Exercise description:
From the records below, copy every line that contains the word "true".

Component data from apps and pages
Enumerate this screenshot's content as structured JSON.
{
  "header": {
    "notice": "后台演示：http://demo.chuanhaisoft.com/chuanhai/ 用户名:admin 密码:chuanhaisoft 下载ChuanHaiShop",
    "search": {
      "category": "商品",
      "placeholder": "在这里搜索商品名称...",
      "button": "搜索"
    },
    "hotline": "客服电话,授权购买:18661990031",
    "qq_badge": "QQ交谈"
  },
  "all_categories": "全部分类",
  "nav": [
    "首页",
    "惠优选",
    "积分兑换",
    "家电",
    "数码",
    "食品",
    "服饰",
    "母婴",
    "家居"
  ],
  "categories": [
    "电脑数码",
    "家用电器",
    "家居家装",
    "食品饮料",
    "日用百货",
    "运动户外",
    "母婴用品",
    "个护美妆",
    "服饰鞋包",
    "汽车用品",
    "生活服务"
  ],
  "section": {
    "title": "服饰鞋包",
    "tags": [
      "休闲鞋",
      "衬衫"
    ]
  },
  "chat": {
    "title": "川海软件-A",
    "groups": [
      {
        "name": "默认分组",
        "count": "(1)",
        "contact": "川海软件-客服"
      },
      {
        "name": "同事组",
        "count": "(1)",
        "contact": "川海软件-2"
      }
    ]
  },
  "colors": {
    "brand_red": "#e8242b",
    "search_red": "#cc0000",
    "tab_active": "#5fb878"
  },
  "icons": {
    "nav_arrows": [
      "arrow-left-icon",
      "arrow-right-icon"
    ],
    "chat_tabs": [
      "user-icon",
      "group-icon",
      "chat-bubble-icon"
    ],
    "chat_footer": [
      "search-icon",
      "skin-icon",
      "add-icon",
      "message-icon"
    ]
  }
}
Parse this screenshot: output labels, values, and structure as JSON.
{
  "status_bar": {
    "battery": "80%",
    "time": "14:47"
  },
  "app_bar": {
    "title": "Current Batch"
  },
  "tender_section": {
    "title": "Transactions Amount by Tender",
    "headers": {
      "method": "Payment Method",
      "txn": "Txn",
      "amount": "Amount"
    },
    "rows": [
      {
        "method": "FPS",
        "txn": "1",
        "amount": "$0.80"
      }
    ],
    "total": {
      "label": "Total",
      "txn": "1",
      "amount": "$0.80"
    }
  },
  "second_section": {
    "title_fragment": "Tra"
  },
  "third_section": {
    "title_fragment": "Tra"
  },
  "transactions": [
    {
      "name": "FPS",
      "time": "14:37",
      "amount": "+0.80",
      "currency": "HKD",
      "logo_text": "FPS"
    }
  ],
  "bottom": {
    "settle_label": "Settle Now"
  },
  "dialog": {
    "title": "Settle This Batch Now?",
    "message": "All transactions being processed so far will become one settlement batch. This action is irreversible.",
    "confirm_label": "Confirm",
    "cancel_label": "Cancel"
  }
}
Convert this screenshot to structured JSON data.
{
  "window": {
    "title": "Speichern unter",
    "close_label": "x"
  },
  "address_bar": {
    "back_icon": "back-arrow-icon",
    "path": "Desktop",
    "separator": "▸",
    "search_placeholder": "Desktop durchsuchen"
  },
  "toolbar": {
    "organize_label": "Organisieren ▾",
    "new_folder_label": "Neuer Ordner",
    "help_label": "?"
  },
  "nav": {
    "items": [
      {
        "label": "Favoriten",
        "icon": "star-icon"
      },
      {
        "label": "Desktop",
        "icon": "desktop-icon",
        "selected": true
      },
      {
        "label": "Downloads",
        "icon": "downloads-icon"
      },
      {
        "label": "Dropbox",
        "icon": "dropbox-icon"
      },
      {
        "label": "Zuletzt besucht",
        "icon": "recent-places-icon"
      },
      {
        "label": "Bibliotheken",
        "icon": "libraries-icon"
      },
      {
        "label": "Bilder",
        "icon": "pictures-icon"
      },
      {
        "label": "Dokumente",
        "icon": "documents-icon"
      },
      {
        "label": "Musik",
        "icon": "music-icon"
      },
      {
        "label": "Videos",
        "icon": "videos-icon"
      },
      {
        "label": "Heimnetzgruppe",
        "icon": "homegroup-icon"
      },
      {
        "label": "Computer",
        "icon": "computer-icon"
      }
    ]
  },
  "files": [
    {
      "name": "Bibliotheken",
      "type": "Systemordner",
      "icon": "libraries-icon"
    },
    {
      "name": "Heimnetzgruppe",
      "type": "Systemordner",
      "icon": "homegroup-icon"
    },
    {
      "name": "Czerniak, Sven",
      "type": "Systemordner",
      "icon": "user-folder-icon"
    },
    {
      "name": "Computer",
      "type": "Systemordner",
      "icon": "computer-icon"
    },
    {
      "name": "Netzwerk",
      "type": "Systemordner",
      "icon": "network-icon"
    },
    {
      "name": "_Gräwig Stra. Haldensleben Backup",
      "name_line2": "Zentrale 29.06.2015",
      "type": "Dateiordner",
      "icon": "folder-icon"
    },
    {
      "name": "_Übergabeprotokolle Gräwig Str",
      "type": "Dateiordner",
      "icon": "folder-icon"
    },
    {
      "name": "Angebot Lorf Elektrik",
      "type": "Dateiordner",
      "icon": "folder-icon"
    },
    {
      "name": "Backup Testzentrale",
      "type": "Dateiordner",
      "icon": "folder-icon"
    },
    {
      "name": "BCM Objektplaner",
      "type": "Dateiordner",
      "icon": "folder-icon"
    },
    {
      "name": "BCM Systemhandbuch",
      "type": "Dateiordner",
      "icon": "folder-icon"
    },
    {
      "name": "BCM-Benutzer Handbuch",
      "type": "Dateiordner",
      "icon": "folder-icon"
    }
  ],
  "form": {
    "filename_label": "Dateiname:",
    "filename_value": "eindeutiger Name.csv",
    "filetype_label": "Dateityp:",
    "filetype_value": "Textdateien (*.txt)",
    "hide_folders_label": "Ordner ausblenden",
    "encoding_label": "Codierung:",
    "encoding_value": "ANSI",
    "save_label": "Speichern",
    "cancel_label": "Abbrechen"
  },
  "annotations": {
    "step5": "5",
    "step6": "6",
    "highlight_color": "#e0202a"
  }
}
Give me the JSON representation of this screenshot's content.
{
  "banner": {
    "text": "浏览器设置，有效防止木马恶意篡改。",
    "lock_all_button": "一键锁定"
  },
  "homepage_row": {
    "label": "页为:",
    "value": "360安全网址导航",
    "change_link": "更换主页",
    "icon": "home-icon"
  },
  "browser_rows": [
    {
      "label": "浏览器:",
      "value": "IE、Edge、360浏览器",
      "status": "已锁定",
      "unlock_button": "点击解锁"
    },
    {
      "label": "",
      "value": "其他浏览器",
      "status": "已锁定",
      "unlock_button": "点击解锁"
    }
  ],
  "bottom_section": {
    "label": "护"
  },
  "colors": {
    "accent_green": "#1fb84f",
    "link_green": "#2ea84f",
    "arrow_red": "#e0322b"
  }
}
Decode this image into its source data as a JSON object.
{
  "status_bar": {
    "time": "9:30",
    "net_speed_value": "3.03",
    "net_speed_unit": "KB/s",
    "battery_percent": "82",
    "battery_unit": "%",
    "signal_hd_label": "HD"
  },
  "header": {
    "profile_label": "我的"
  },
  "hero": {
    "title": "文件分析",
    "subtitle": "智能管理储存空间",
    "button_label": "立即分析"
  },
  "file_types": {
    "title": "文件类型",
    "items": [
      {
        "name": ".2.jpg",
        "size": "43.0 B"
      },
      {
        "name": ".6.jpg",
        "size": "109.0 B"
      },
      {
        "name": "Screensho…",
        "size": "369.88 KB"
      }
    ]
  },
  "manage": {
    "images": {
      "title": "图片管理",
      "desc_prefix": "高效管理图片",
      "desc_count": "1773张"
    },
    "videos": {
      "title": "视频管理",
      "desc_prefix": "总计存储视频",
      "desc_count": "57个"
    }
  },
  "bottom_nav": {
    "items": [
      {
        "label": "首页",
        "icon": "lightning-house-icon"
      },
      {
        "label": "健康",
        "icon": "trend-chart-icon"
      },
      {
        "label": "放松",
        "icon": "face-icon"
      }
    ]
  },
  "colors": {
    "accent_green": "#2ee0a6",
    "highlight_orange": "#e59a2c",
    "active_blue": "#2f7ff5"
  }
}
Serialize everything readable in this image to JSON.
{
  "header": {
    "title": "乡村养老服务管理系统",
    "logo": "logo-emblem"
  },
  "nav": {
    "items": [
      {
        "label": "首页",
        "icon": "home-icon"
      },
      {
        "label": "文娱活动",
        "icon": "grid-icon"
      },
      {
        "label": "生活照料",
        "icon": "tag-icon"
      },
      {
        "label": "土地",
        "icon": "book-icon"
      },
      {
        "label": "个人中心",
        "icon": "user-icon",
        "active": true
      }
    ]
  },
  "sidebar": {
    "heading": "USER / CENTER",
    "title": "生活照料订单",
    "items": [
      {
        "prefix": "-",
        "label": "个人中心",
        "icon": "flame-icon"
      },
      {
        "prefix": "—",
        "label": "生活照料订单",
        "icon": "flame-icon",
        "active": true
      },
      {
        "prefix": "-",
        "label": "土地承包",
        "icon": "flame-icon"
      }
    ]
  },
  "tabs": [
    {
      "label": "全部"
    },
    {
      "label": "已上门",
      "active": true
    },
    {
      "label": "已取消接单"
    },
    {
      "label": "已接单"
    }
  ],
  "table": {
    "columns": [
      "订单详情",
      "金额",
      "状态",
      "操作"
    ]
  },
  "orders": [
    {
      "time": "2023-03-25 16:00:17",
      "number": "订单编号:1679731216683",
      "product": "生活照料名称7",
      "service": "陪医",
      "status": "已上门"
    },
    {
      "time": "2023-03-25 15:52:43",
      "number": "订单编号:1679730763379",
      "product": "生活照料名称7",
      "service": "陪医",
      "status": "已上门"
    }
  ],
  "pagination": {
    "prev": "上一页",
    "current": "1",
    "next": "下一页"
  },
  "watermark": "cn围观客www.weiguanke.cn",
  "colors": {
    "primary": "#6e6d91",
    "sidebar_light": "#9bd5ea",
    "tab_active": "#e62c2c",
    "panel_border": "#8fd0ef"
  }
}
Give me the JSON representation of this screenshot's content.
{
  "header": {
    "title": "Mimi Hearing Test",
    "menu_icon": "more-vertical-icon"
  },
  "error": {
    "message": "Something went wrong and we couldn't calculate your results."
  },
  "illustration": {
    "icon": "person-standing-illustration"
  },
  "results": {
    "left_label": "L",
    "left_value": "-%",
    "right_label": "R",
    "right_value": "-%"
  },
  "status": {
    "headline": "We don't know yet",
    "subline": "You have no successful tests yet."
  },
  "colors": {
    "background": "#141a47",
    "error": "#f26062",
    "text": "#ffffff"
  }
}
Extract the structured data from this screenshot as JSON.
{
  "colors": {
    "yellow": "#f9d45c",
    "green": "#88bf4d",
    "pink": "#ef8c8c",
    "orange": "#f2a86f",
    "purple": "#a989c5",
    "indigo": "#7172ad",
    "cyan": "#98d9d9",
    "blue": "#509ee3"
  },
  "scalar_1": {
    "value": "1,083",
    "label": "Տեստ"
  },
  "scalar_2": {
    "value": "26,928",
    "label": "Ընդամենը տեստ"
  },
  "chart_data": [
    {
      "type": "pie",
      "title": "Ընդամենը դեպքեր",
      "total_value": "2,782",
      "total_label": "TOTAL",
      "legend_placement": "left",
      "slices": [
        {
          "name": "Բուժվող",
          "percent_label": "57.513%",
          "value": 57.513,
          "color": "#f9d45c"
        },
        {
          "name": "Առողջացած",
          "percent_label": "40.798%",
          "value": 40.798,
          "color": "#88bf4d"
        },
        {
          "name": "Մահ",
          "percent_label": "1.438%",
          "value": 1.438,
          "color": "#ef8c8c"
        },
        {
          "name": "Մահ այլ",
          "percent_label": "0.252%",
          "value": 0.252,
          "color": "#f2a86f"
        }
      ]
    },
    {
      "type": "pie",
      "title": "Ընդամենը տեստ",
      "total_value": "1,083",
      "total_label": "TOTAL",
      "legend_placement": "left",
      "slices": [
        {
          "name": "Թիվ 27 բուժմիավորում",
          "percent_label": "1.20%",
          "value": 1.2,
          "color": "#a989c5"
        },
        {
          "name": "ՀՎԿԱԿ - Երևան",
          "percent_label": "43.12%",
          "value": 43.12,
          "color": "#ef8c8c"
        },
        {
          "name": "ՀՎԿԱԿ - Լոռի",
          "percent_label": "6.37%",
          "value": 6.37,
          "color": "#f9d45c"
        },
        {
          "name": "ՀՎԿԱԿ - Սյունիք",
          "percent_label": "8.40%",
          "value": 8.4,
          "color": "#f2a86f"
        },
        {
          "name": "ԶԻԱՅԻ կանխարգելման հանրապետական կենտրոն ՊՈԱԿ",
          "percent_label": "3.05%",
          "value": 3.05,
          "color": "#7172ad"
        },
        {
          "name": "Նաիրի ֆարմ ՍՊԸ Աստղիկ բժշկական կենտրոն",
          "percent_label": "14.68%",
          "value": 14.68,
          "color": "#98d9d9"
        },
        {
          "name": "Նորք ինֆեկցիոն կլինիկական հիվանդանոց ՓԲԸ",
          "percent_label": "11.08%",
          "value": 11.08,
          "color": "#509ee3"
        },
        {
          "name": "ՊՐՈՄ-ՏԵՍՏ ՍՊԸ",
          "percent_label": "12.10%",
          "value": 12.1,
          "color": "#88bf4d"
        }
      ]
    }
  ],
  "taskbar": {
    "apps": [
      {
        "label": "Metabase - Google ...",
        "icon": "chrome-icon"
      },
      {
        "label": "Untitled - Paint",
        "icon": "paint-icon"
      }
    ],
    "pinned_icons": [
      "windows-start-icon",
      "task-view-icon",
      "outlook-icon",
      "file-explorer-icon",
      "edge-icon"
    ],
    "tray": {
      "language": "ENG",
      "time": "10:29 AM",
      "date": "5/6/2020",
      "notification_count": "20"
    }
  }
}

Answer box:
        "selected": true
        "active": true
        "active": true
      "active": true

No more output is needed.